Print the data once more, exactly as given. Drop the pictures.

________________

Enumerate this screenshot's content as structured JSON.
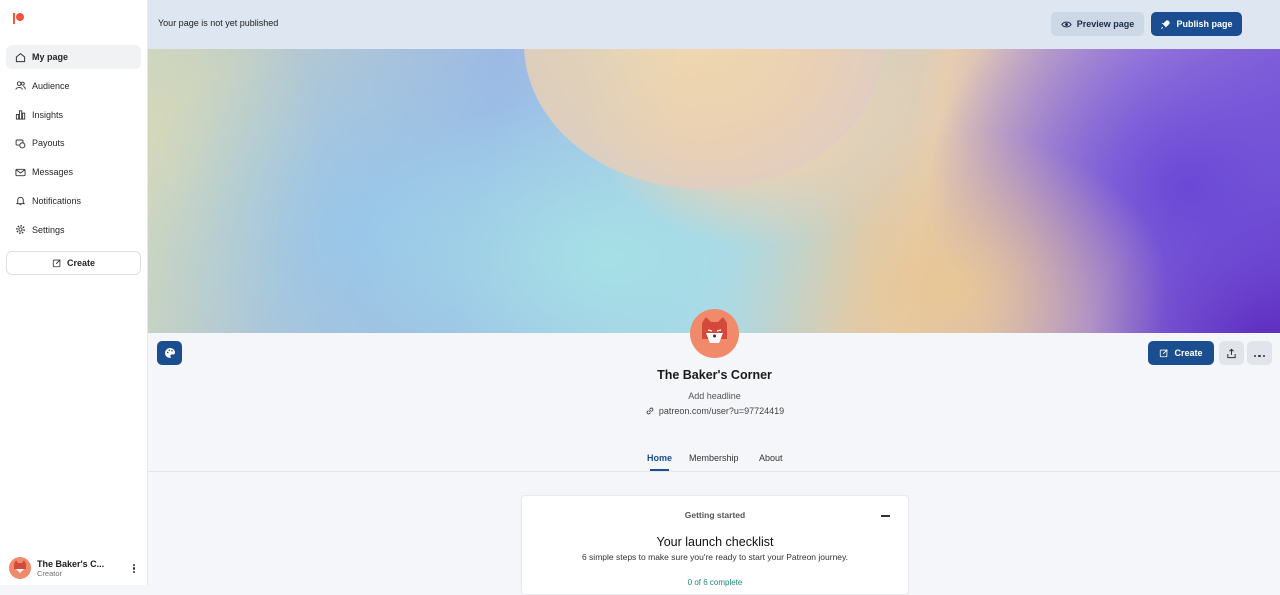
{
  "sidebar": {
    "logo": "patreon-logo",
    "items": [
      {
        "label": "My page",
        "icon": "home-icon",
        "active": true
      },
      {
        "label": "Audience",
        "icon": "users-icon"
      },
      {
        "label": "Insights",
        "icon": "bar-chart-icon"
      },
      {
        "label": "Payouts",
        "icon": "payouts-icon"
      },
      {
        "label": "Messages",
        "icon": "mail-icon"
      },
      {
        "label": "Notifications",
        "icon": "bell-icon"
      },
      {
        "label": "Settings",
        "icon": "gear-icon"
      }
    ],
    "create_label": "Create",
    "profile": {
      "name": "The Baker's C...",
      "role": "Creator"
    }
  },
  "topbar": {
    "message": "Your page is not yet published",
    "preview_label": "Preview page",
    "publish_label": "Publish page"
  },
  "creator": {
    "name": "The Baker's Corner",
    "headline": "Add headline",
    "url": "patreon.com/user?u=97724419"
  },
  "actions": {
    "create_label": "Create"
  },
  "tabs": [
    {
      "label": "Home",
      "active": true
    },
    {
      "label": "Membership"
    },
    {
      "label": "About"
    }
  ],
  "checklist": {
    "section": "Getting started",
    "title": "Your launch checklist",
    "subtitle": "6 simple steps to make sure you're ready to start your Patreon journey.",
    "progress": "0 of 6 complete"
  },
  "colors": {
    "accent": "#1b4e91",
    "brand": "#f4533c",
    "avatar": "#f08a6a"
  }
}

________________

SOLUTION TO THIS EXERCISE:
Enumerate this screenshot's content as structured JSON.
{
  "sidebar": {
    "logo": "patreon-logo",
    "items": [
      {
        "label": "My page",
        "icon": "home-icon",
        "active": true
      },
      {
        "label": "Audience",
        "icon": "users-icon"
      },
      {
        "label": "Insights",
        "icon": "bar-chart-icon"
      },
      {
        "label": "Payouts",
        "icon": "payouts-icon"
      },
      {
        "label": "Messages",
        "icon": "mail-icon"
      },
      {
        "label": "Notifications",
        "icon": "bell-icon"
      },
      {
        "label": "Settings",
        "icon": "gear-icon"
      }
    ],
    "create_label": "Create",
    "profile": {
      "name": "The Baker's C...",
      "role": "Creator"
    }
  },
  "topbar": {
    "message": "Your page is not yet published",
    "preview_label": "Preview page",
    "publish_label": "Publish page"
  },
  "creator": {
    "name": "The Baker's Corner",
    "headline": "Add headline",
    "url": "patreon.com/user?u=97724419"
  },
  "actions": {
    "create_label": "Create"
  },
  "tabs": [
    {
      "label": "Home",
      "active": true
    },
    {
      "label": "Membership"
    },
    {
      "label": "About"
    }
  ],
  "checklist": {
    "section": "Getting started",
    "title": "Your launch checklist",
    "subtitle": "6 simple steps to make sure you're ready to start your Patreon journey.",
    "progress": "0 of 6 complete"
  },
  "colors": {
    "accent": "#1b4e91",
    "brand": "#f4533c",
    "avatar": "#f08a6a"
  }
}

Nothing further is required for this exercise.